Website and app data records
■ ■ ■ ■

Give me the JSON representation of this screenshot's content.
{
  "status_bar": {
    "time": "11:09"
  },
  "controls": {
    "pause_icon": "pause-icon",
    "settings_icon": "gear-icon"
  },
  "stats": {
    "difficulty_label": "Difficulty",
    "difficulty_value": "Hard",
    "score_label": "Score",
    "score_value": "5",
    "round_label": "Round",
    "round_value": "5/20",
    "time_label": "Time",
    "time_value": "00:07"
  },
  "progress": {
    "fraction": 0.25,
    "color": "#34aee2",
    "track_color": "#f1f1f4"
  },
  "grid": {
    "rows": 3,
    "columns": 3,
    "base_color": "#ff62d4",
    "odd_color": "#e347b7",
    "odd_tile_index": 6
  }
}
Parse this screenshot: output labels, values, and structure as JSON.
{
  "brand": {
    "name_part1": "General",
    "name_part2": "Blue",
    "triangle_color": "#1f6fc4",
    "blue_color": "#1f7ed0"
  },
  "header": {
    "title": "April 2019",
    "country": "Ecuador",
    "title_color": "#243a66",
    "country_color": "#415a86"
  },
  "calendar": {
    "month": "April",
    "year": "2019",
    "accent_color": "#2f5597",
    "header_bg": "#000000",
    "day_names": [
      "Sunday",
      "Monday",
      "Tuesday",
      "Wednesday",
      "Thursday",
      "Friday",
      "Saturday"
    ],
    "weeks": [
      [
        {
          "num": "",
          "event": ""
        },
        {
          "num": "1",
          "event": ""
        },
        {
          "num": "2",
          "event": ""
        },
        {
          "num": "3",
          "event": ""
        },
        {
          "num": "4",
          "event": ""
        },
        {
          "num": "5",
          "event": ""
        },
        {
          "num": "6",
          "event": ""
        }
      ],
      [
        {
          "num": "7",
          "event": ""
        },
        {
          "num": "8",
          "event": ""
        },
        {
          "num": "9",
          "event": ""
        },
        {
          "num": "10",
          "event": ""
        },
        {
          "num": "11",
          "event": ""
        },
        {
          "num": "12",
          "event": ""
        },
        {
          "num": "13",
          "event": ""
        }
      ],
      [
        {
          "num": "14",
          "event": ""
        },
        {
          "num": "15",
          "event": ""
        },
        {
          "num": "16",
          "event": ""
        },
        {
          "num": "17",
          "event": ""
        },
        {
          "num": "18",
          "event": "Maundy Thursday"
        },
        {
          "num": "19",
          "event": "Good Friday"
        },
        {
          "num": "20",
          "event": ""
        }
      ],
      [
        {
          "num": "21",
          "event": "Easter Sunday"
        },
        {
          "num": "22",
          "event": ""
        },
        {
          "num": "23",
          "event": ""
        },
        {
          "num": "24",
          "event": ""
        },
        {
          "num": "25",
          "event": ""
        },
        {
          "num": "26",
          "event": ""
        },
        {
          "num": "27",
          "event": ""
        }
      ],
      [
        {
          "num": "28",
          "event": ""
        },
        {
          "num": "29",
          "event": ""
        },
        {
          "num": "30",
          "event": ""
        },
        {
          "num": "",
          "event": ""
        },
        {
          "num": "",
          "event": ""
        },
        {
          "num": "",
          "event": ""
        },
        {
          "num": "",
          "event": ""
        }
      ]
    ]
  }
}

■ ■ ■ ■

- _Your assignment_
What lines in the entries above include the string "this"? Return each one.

- _Written solution_
Give me the JSON representation of this screenshot's content.
Parse this screenshot: output labels, values, and structure as JSON.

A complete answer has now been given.